Well…last week was fun. My blog post “They Named Me Bold” completely exploded. (You know what’s funny? I posted the link on Twitter at 3 AM EST because I wasn’t sure I was going to keep it up. A friend saw it, posted it in a group, and bam…Friday was over!)
Tuesday evening I was moved to tears by the reach of that little article. I was moved by the honor it is bringing to my mom, who passed away in 2012. More honor for how she lived her life poured out.
After she died I read through her journals. There was a lot she wrestled with during her life, including where her place in ministry was. If you know her, this may be surprising, as she affected so many lives simply through caring for people. My mom served as a pastor’s wife for my entire life. She married my dad just after she turned 20 and lived her life by his side. She stayed home with us. She led by his side but she never took on a lead role.
I read in one of her journals about a time she visited some friends from a former church they pastored who had a baby sick in the children’s hospital. They asked my parents to come and my dad was traveling so she went alone.

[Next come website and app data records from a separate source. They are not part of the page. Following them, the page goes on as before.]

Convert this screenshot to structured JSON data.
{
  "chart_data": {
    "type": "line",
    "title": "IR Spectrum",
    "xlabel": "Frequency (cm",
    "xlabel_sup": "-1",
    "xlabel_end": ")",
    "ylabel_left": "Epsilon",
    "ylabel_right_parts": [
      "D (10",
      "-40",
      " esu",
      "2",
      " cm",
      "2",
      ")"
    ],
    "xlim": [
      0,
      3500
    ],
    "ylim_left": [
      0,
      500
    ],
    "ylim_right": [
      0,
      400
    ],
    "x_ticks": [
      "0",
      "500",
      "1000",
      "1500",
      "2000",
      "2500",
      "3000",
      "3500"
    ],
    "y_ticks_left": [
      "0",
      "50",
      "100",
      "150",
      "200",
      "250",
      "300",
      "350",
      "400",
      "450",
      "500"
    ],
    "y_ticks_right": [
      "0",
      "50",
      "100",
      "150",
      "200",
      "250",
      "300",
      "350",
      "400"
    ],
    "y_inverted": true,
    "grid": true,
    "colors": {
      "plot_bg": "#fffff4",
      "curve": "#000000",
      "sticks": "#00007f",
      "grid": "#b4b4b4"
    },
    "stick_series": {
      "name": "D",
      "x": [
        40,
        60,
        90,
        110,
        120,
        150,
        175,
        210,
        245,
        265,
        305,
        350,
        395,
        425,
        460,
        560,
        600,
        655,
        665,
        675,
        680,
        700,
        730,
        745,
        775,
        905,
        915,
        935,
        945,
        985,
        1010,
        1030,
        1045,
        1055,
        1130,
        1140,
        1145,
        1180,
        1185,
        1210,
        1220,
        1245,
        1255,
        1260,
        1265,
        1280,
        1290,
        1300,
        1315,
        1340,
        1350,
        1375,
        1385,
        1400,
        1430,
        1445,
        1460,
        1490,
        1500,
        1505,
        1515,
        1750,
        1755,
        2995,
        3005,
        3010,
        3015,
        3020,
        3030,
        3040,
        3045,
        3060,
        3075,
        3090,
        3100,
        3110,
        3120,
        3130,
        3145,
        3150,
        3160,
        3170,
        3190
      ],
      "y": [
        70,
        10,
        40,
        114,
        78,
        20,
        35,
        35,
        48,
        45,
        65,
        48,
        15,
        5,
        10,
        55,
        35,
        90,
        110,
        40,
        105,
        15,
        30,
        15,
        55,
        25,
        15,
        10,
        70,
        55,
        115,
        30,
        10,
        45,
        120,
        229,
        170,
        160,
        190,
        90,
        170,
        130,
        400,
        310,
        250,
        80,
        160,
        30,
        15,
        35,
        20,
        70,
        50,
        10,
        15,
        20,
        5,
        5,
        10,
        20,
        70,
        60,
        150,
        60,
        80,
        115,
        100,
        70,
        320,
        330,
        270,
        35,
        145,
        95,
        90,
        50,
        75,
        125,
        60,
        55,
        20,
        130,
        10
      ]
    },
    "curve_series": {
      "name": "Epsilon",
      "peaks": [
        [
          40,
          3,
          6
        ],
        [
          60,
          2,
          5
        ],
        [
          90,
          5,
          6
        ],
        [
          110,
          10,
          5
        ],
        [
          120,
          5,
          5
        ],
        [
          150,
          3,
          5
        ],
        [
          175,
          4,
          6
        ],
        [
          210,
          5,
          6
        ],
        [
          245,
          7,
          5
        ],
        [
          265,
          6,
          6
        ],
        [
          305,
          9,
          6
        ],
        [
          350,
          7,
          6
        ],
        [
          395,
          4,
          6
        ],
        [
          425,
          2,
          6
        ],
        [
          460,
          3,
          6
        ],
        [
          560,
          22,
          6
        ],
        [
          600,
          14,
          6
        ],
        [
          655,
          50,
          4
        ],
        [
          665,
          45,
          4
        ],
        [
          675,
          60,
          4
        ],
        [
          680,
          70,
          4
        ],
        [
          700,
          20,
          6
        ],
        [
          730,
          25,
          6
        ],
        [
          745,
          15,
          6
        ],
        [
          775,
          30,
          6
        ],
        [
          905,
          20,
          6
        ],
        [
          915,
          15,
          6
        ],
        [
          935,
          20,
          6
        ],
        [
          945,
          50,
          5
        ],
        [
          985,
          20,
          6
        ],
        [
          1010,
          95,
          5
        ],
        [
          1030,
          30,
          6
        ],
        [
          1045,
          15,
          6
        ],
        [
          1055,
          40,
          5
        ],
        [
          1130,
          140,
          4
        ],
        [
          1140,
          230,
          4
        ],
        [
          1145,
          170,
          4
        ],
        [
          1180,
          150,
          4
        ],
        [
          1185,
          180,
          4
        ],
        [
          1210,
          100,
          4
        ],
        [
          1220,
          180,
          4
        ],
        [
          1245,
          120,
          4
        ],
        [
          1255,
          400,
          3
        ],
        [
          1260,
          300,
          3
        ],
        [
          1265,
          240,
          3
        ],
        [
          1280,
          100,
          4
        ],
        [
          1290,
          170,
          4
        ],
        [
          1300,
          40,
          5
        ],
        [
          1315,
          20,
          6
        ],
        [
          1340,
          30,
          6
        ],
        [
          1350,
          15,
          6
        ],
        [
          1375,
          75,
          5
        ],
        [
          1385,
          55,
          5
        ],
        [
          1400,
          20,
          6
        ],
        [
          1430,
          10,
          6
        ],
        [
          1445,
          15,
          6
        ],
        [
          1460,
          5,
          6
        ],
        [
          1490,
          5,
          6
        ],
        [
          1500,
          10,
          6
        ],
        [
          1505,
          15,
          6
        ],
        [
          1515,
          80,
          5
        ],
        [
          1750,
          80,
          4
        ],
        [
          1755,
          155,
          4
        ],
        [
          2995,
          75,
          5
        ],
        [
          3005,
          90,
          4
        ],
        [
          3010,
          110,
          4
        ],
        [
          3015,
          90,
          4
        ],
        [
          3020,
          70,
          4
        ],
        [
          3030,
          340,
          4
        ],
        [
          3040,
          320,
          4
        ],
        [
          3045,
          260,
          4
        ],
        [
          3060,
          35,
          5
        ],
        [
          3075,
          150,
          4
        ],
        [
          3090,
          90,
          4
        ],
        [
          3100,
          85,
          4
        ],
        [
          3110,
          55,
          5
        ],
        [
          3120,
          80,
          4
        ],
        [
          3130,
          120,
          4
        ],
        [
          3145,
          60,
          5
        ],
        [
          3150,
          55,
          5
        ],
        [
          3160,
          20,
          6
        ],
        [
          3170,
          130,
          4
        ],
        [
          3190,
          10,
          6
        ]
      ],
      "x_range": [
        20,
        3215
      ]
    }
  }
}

“Oh, Lord,” she wrote about the event. “I’m just a fat little preacher’s wife. What do I have to offer?” And yet she gave of herself endlessly.
My mom was unexceptional, really. She didn’t have any theological training, she never attended a leadership conference. Not too many people knew her name. She never spoke to a stadium full of people, she never wrote a book, she never pastored a church.
And yet the ripples from her life continue to fan out in rings around the stillness that is now the center.
It’s against what we tend to believe, and yet it’s not that shocking in an upside-down Kingdom, is it? The little girl who grew up in a smoke-filled trailer becoming a mentor, a safe haven for the hearts of many. A kid who was a nobody growing into a woman who took up much more space in the room than her body did.
And how many of these unexceptional people have thrown us a lifeline? How many women in my life have been so ordinary that the light inside of them was like a sweet, secret treasure – morsels of grace to be shared simply and quietly? Sitting across from them with coffee or pancakes much later than I planned has proven to me to be more healing, more life-giving than people living on a larger scene.
The women in my life who have most shaped me have been these ‘fat little preachers’ wives’ – women who were big enough to hold wisdom and faith about our Father in their hearts, yet present enough to spend their time on me. Women with no pretenses about their importance – who loved me like Jesus would if He were in the room. Women who sought the heart of the Father so well that it seamlessly overflowed in the way they shared their lives with me.
Oh that I might aspire to such heights – to be unexceptional in this way. Oh that I would have enough space in my heart to welcome the lost, the broken, and the too-put-together as well. That I would have the wisdom to spend my time with people who need Jesus rather than the people I want to notice me. That the ripples from my one small life would extend beyond myself long after the center goes still.